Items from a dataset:
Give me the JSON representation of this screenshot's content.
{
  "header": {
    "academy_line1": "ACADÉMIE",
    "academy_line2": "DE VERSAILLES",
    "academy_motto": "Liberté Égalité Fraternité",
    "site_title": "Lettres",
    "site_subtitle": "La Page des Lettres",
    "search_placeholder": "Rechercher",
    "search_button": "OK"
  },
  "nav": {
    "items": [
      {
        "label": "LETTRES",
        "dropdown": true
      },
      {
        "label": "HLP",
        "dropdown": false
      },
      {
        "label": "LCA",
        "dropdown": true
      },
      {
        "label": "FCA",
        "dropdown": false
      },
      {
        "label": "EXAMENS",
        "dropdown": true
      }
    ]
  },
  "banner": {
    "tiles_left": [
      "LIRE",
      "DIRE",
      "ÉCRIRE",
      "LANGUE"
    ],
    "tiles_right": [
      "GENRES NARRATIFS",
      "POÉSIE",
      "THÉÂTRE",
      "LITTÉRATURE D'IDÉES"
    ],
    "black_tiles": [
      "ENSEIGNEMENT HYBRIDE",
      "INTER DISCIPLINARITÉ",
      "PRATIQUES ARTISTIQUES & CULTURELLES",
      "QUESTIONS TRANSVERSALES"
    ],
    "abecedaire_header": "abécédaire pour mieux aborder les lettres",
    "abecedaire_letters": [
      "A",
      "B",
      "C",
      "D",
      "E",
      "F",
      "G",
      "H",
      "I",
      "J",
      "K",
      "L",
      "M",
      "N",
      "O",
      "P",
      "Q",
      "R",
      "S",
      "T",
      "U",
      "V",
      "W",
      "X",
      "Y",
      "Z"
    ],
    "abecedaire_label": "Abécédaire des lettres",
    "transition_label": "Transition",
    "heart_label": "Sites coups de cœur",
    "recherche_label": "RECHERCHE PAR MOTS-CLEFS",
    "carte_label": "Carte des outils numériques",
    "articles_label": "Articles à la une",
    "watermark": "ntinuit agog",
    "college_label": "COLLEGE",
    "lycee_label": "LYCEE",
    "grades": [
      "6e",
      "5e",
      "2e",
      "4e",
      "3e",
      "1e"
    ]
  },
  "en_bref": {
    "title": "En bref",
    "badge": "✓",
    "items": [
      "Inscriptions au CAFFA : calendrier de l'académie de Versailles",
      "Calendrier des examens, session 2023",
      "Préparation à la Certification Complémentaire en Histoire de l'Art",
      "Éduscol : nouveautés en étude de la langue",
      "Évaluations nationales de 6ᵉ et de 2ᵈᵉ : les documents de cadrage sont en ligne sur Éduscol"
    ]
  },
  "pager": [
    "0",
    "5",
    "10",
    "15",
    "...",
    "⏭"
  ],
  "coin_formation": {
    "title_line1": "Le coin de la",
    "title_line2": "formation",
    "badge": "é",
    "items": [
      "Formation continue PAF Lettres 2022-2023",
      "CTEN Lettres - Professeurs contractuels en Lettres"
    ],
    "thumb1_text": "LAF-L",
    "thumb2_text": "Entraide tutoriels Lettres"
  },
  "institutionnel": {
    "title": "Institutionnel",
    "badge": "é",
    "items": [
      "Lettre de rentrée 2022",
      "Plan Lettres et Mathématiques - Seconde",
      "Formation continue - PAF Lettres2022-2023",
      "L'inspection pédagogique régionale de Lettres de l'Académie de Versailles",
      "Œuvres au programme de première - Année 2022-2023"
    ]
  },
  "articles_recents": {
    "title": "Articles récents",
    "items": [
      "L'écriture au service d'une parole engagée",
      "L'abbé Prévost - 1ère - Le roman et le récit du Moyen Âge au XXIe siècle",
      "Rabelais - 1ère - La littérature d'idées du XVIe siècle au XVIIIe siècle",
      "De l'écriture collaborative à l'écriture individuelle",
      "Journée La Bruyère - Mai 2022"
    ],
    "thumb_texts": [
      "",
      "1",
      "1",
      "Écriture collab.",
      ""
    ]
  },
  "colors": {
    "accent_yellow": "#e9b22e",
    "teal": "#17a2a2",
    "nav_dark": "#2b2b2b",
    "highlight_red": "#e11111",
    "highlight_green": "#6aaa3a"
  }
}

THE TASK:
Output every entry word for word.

TASK SOLUTION:
Give me the JSON representation of this screenshot's content.
{
  "header": {
    "academy_line1": "ACADÉMIE",
    "academy_line2": "DE VERSAILLES",
    "academy_motto": "Liberté Égalité Fraternité",
    "site_title": "Lettres",
    "site_subtitle": "La Page des Lettres",
    "search_placeholder": "Rechercher",
    "search_button": "OK"
  },
  "nav": {
    "items": [
      {
        "label": "LETTRES",
        "dropdown": true
      },
      {
        "label": "HLP",
        "dropdown": false
      },
      {
        "label": "LCA",
        "dropdown": true
      },
      {
        "label": "FCA",
        "dropdown": false
      },
      {
        "label": "EXAMENS",
        "dropdown": true
      }
    ]
  },
  "banner": {
    "tiles_left": [
      "LIRE",
      "DIRE",
      "ÉCRIRE",
      "LANGUE"
    ],
    "tiles_right": [
      "GENRES NARRATIFS",
      "POÉSIE",
      "THÉÂTRE",
      "LITTÉRATURE D'IDÉES"
    ],
    "black_tiles": [
      "ENSEIGNEMENT HYBRIDE",
      "INTER DISCIPLINARITÉ",
      "PRATIQUES ARTISTIQUES & CULTURELLES",
      "QUESTIONS TRANSVERSALES"
    ],
    "abecedaire_header": "abécédaire pour mieux aborder les lettres",
    "abecedaire_letters": [
      "A",
      "B",
      "C",
      "D",
      "E",
      "F",
      "G",
      "H",
      "I",
      "J",
      "K",
      "L",
      "M",
      "N",
      "O",
      "P",
      "Q",
      "R",
      "S",
      "T",
      "U",
      "V",
      "W",
      "X",
      "Y",
      "Z"
    ],
    "abecedaire_label": "Abécédaire des lettres",
    "transition_label": "Transition",
    "heart_label": "Sites coups de cœur",
    "recherche_label": "RECHERCHE PAR MOTS-CLEFS",
    "carte_label": "Carte des outils numériques",
    "articles_label": "Articles à la une",
    "watermark": "ntinuit agog",
    "college_label": "COLLEGE",
    "lycee_label": "LYCEE",
    "grades": [
      "6e",
      "5e",
      "2e",
      "4e",
      "3e",
      "1e"
    ]
  },
  "en_bref": {
    "title": "En bref",
    "badge": "✓",
    "items": [
      "Inscriptions au CAFFA : calendrier de l'académie de Versailles",
      "Calendrier des examens, session 2023",
      "Préparation à la Certification Complémentaire en Histoire de l'Art",
      "Éduscol : nouveautés en étude de la langue",
      "Évaluations nationales de 6ᵉ et de 2ᵈᵉ : les documents de cadrage sont en ligne sur Éduscol"
    ]
  },
  "pager": [
    "0",
    "5",
    "10",
    "15",
    "...",
    "⏭"
  ],
  "coin_formation": {
    "title_line1": "Le coin de la",
    "title_line2": "formation",
    "badge": "é",
    "items": [
      "Formation continue PAF Lettres 2022-2023",
      "CTEN Lettres - Professeurs contractuels en Lettres"
    ],
    "thumb1_text": "LAF-L",
    "thumb2_text": "Entraide tutoriels Lettres"
  },
  "institutionnel": {
    "title": "Institutionnel",
    "badge": "é",
    "items": [
      "Lettre de rentrée 2022",
      "Plan Lettres et Mathématiques - Seconde",
      "Formation continue - PAF Lettres2022-2023",
      "L'inspection pédagogique régionale de Lettres de l'Académie de Versailles",
      "Œuvres au programme de première - Année 2022-2023"
    ]
  },
  "articles_recents": {
    "title": "Articles récents",
    "items": [
      "L'écriture au service d'une parole engagée",
      "L'abbé Prévost - 1ère - Le roman et le récit du Moyen Âge au XXIe siècle",
      "Rabelais - 1ère - La littérature d'idées du XVIe siècle au XVIIIe siècle",
      "De l'écriture collaborative à l'écriture individuelle",
      "Journée La Bruyère - Mai 2022"
    ],
    "thumb_texts": [
      "",
      "1",
      "1",
      "Écriture collab.",
      ""
    ]
  },
  "colors": {
    "accent_yellow": "#e9b22e",
    "teal": "#17a2a2",
    "nav_dark": "#2b2b2b",
    "highlight_red": "#e11111",
    "highlight_green": "#6aaa3a"
  }
}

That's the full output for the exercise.